Find how many lines below mention "Manufacturing". Nothing but the number is needed.

(Excerpts from an interface dataset)

=== Begin Enclosure ===

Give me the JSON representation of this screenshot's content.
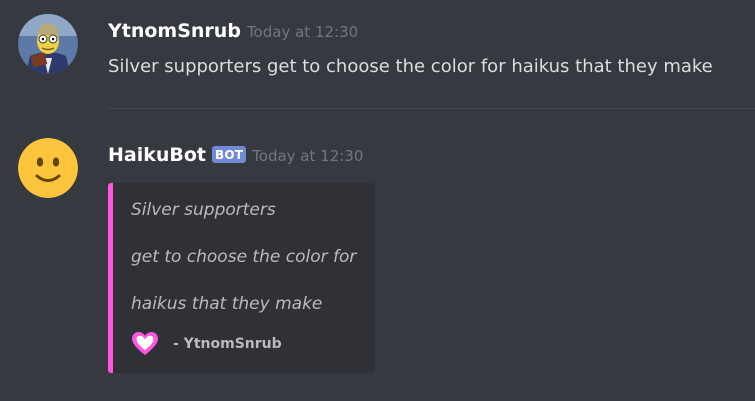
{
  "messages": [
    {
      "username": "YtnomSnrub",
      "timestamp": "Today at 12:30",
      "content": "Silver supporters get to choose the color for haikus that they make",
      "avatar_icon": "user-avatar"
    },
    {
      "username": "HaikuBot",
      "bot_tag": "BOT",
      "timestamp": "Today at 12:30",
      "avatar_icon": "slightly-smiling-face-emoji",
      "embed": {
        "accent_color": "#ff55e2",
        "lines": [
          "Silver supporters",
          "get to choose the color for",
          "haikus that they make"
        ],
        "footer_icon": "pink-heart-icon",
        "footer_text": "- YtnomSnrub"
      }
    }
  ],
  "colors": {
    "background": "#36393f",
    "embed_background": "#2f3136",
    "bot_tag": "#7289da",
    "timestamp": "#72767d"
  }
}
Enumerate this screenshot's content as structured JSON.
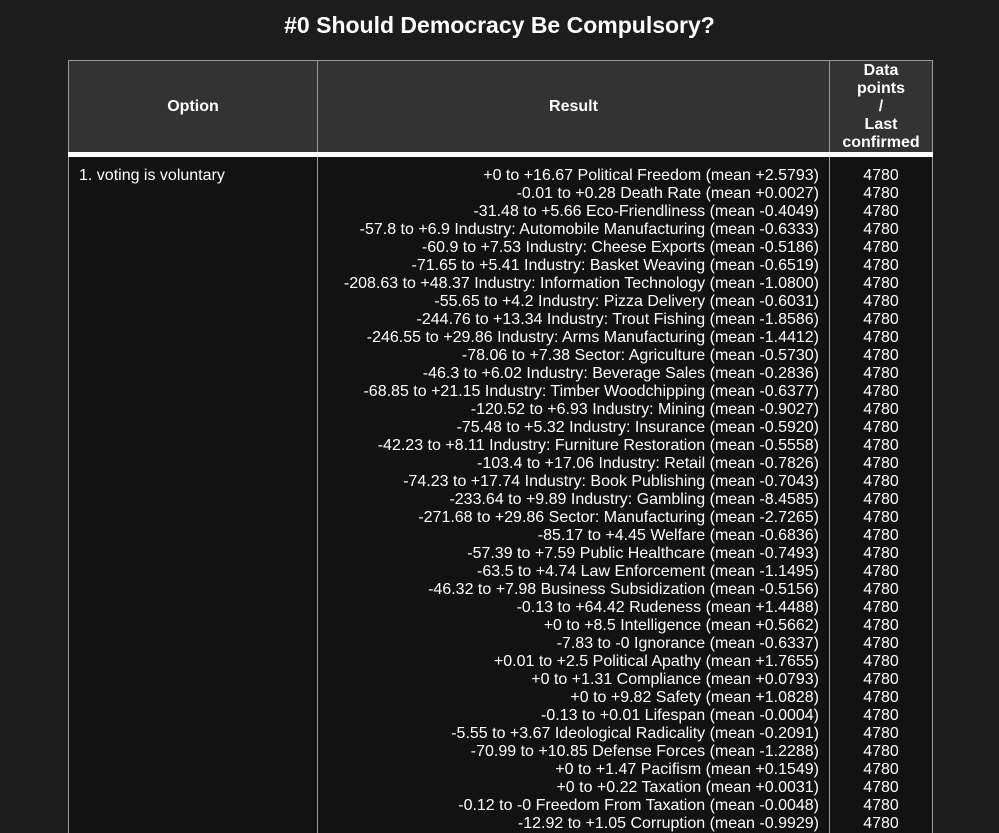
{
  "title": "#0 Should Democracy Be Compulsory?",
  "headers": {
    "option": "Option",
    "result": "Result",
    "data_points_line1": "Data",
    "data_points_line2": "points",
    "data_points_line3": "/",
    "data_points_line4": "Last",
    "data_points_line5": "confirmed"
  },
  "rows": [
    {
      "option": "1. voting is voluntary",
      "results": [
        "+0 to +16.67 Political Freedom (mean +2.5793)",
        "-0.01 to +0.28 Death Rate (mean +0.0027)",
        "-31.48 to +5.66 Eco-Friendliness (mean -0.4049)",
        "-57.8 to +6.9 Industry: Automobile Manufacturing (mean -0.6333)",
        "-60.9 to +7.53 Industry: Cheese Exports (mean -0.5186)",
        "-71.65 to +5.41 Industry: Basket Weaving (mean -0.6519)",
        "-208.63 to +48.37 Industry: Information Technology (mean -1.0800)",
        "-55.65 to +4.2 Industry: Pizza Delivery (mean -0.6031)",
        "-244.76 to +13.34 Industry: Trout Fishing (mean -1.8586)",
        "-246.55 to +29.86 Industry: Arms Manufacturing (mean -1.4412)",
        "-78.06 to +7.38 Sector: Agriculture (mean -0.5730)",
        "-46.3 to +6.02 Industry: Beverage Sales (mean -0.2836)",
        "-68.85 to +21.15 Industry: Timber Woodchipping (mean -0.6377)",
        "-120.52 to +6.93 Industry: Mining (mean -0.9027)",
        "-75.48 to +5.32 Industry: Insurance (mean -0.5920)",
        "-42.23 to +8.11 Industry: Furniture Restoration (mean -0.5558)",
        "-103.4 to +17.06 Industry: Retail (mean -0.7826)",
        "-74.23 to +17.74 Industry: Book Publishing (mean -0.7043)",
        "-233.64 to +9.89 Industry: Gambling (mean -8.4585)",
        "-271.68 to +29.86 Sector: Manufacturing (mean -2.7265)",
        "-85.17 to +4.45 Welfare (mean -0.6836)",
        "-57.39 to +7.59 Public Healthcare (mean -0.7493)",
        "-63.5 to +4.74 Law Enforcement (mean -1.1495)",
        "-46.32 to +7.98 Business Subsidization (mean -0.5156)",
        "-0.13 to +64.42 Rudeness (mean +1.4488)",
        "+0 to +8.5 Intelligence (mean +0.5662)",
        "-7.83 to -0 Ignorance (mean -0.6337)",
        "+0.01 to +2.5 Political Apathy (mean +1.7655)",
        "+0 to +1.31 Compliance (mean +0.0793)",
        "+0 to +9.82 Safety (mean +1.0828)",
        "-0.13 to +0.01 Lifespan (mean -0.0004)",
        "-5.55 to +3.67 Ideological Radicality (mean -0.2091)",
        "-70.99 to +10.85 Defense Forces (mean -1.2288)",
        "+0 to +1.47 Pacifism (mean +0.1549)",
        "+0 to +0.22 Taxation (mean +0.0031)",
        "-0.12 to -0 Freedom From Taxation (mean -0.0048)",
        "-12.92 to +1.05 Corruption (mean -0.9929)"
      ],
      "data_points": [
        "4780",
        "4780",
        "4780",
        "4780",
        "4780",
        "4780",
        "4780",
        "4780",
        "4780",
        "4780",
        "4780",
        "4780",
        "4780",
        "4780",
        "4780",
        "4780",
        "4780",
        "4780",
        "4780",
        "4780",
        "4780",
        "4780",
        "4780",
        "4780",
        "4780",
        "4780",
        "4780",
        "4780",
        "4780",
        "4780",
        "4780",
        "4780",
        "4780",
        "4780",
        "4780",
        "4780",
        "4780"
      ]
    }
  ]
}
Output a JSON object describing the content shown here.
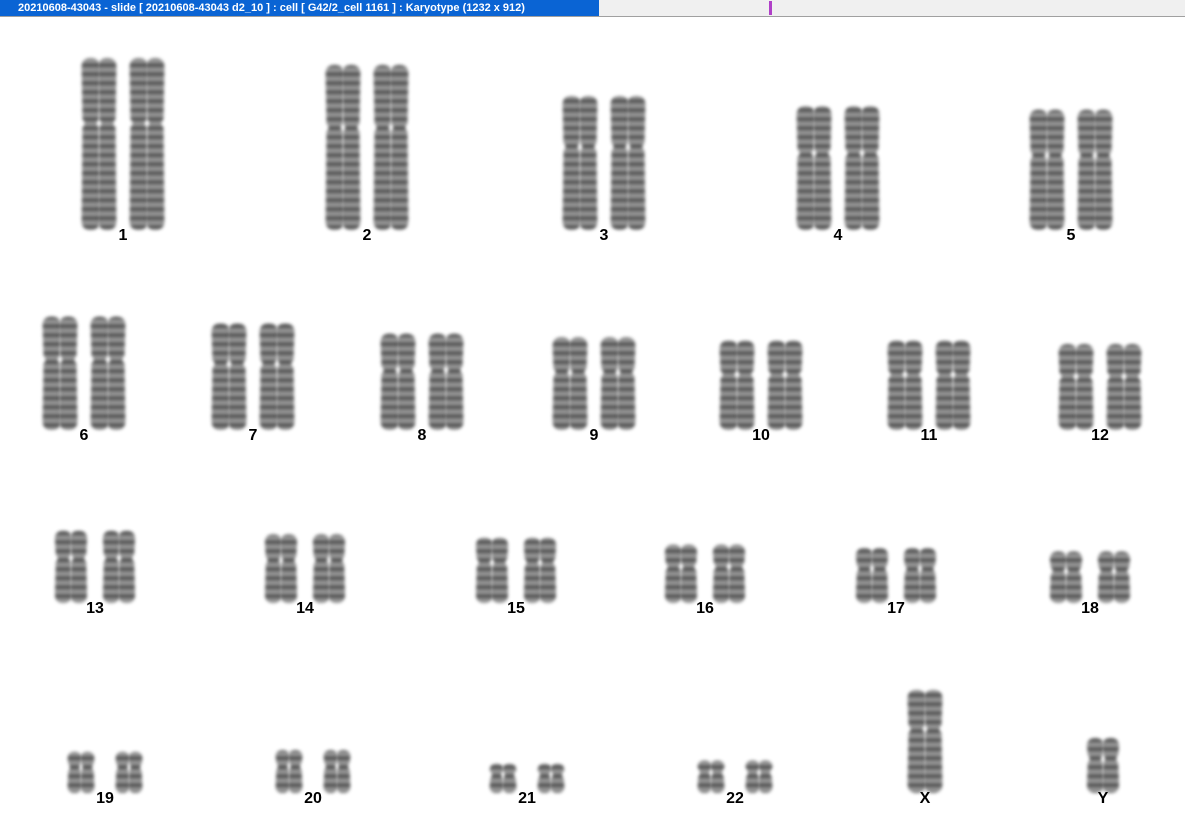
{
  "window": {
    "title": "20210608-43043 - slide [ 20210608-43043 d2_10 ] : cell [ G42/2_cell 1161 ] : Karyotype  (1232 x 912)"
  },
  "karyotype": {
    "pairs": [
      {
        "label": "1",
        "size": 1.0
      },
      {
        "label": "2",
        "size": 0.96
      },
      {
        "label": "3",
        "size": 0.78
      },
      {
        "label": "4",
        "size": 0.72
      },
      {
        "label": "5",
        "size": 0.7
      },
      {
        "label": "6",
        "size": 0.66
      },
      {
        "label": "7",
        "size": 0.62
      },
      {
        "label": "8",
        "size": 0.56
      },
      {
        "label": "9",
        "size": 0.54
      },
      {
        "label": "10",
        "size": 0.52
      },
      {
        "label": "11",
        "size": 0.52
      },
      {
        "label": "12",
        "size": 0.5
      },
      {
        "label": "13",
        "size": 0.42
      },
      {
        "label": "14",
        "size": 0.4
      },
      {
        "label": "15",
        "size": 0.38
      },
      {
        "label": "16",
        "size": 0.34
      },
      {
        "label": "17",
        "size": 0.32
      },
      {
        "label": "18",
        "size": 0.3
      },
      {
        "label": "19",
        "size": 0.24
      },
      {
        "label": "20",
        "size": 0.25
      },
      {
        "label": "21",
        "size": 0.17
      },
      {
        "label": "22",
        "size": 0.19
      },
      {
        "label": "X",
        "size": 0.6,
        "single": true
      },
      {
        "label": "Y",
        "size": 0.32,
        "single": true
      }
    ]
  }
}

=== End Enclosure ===

Solution to the problem →
3